Say what? Drumming logs? I majored in Ecology and Evolutionary Biology and I am fairly well versed in Early Successional Habitat Management Projects, but this was new to me.
Male ruffed grouse defend their territories and advertise for a mate by “drumming”. The drumming sound is made by beating his wings against the air. A log often serves as a stage for drumming display. This tree was cut and left to serve as a drumming log.
Ah. Makes sense. Here is a video of these guys drumming. I guess my confusion lies in the fact that… aren’t there enough fallen trees to serve as natural “drumming logs” already?
Moving on. The Demonstration Trail, which isn’t marked – but you can sort of follow it by noting signs up ahead, continues around a shrub swamp… but I wasn’t too interested in that. I hugged the shore of the larger pond per Julie’s instruction. There are all sorts of roads and trails at Roraback and I would strongly suggest you have your wits about you here. I imagine it’s probably pretty easy to get mixed up and lost.
My walk took me through a beautiful stand of pines as I made my way towards the other end of the pond. I just looked it up on a DEEP map and this pond is called Valley Pond. I’d guess no one knows that though. But now you do.
For the round 73 of Connecticut Trivia Challenge bonus question.
As I approached the dammed end of the pond – er, Valley Pond – I began noticing the daffodils. Dozens, hundreds, thousands of them. A field of sunshine on a dreary, rainy day! Such a cool idea this is and I really love how it serves as a memorial to a solemn day. I imagine it is always quiet here; in Harwinton, off the beaten path, a mile or so from any road… And I like the fleeting nature of it as well.
I was probably a week to 10 days early to get the full effect, but it was beautiful just the same. I was all alone, in the rain, and took a moment to just appreciate what I have. It was nice. I like nice sometimes.
I could have turned around and followed my steps back to the car, but I figured I could figure it out on my own. A faint trail hugged the shoreline on the other side of the pond, so I began following it. This appears to be a fisherman’s or hunter’s trail, but it wasn’t difficult to follow.
I just wasn’t sure how it would link up with the more official trails to take me back to my car. I was faced with a few trail splits and kept working my way back to where I felt I should go.
As it began raining much harder, I emerged from the woods and saw some Demonstration Trail signage! (Please note, at the risk of sounding like a pompous jerk, I’m pretty darn good at wayfinding and let’s face it, a large pond works as a pretty good guide.) But again, it would have been quite easy to find myself way south of where I wanted to be.

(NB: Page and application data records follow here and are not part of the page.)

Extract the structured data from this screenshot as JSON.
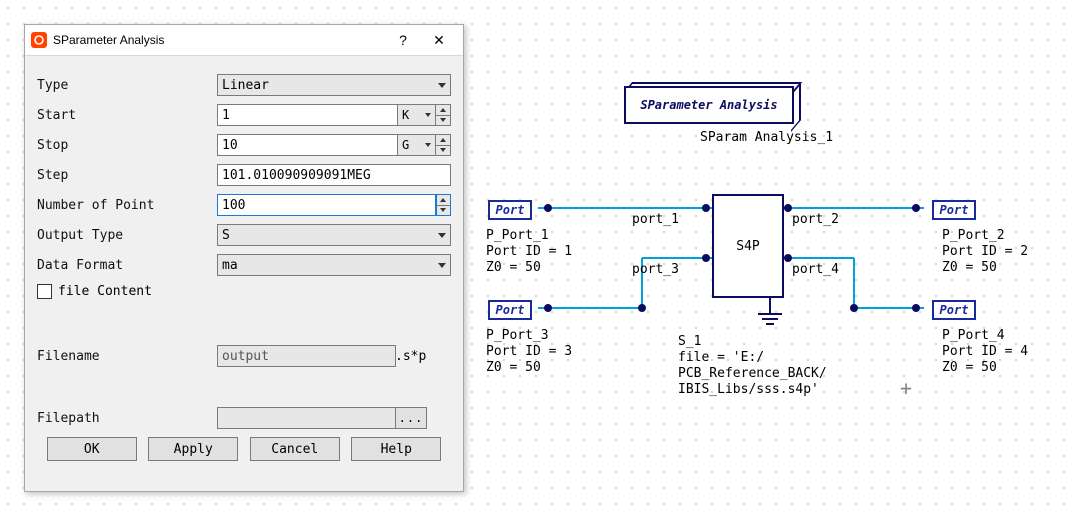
{
  "dialog": {
    "title": "SParameter Analysis",
    "type_label": "Type",
    "type_value": "Linear",
    "start_label": "Start",
    "start_value": "1",
    "start_unit": "K",
    "stop_label": "Stop",
    "stop_value": "10",
    "stop_unit": "G",
    "step_label": "Step",
    "step_value": "101.010090909091MEG",
    "npoints_label": "Number of Point",
    "npoints_value": "100",
    "out_type_label": "Output Type",
    "out_type_value": "S",
    "data_fmt_label": "Data Format",
    "data_fmt_value": "ma",
    "file_content_label": "file Content",
    "filename_label": "Filename",
    "filename_value": "output",
    "filename_suffix": ".s*p",
    "filepath_label": "Filepath",
    "filepath_value": "",
    "browse": "...",
    "ok": "OK",
    "apply": "Apply",
    "cancel": "Cancel",
    "help": "Help"
  },
  "schematic": {
    "analysis_box": "SParameter Analysis",
    "analysis_name": "SParam Analysis_1",
    "port_label": "Port",
    "port1": {
      "net": "port_1",
      "name": "P_Port_1",
      "id": "Port ID = 1",
      "z0": "Z0 = 50"
    },
    "port2": {
      "net": "port_2",
      "name": "P_Port_2",
      "id": "Port ID = 2",
      "z0": "Z0 = 50"
    },
    "port3": {
      "net": "port_3",
      "name": "P_Port_3",
      "id": "Port ID = 3",
      "z0": "Z0 = 50"
    },
    "port4": {
      "net": "port_4",
      "name": "P_Port_4",
      "id": "Port ID = 4",
      "z0": "Z0 = 50"
    },
    "s4p_label": "S4P",
    "s4p_name": "S_1",
    "s4p_file": "file = 'E:/\nPCB_Reference_BACK/\nIBIS_Libs/sss.s4p'"
  }
}
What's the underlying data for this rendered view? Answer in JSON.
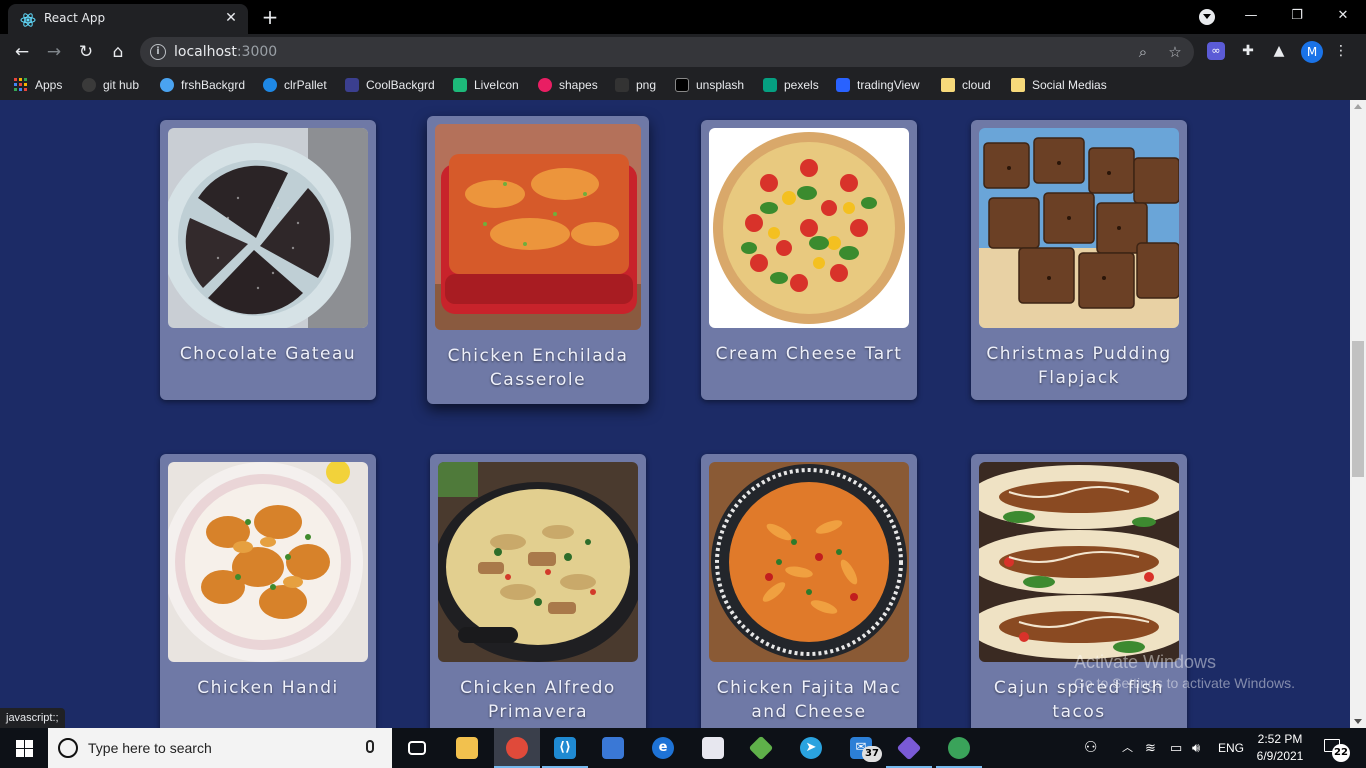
{
  "browser": {
    "tab_title": "React App",
    "tab_close": "✕",
    "new_tab": "+",
    "url_host": "localhost",
    "url_port": ":3000",
    "status_text": "javascript:;",
    "window_controls": {
      "minimize": "—",
      "restore": "❐",
      "close": "✕"
    },
    "avatar_letter": "M"
  },
  "bookmarks": [
    {
      "label": "Apps",
      "icon": "apps-grid-icon",
      "color": "#e8453c"
    },
    {
      "label": "git hub",
      "icon": "github-icon",
      "color": "#24292e"
    },
    {
      "label": "frshBackgrd",
      "icon": "bubble-icon",
      "color": "#4aa3f0"
    },
    {
      "label": "clrPallet",
      "icon": "circle-c-icon",
      "color": "#1e88e5"
    },
    {
      "label": "CoolBackgrd",
      "icon": "coolbg-icon",
      "color": "#3b3f8f"
    },
    {
      "label": "LiveIcon",
      "icon": "liveicon-icon",
      "color": "#1db97a"
    },
    {
      "label": "shapes",
      "icon": "shapes-b-icon",
      "color": "#e91e63"
    },
    {
      "label": "png",
      "icon": "png-icon",
      "color": "#333333"
    },
    {
      "label": "unsplash",
      "icon": "unsplash-icon",
      "color": "#000000"
    },
    {
      "label": "pexels",
      "icon": "pexels-icon",
      "color": "#05a081"
    },
    {
      "label": "tradingView",
      "icon": "tradingview-icon",
      "color": "#2962ff"
    },
    {
      "label": "cloud",
      "icon": "folder-icon",
      "color": "#f6d97a"
    },
    {
      "label": "Social Medias",
      "icon": "folder-icon",
      "color": "#f6d97a"
    }
  ],
  "recipes": [
    {
      "name": "Chocolate Gateau"
    },
    {
      "name": "Chicken Enchilada Casserole"
    },
    {
      "name": "Cream Cheese Tart"
    },
    {
      "name": "Christmas Pudding Flapjack"
    },
    {
      "name": "Chicken Handi"
    },
    {
      "name": "Chicken Alfredo Primavera"
    },
    {
      "name": "Chicken Fajita Mac and Cheese"
    },
    {
      "name": "Cajun spiced fish tacos"
    }
  ],
  "watermark": {
    "line1": "Activate Windows",
    "line2": "Go to Settings to activate Windows."
  },
  "taskbar": {
    "search_placeholder": "Type here to search",
    "mail_badge": "37",
    "language": "ENG",
    "time": "2:52 PM",
    "date": "6/9/2021",
    "notification_count": "22"
  },
  "colors": {
    "page_background": "#1c2b66",
    "card_background": "#6f79a6",
    "card_text": "#eef0fa"
  }
}
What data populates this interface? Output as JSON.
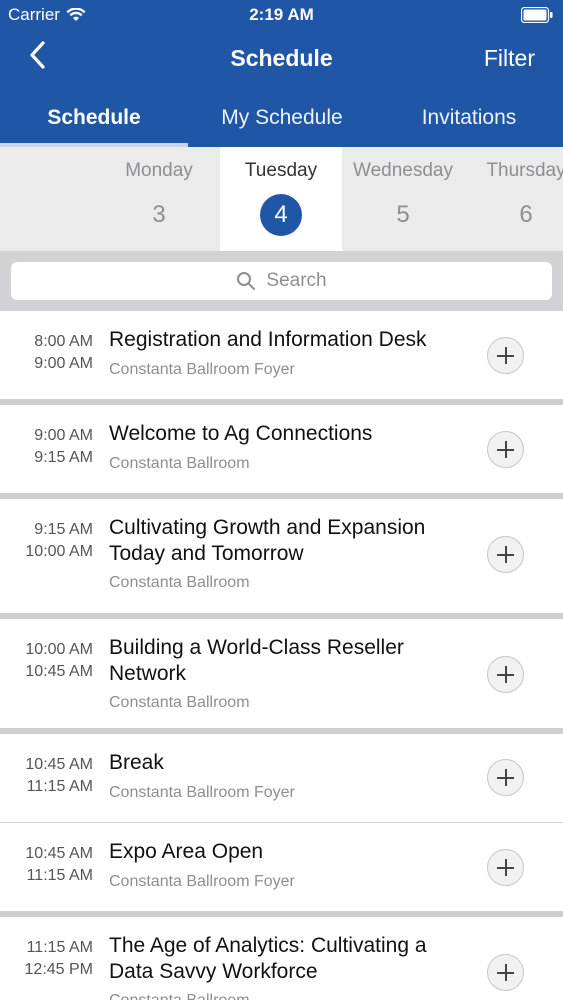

Back up the woods road, up the hill, and surely I walked all the way out to the road and not across the field again because I learned my lesso- nope. Back across the rice paddy field, cursing myself for being the dumbest Ecology and Evolutionary Biology Supreme Wayfinding Early Successional Habitat Management Project Genius you’ll ever meet.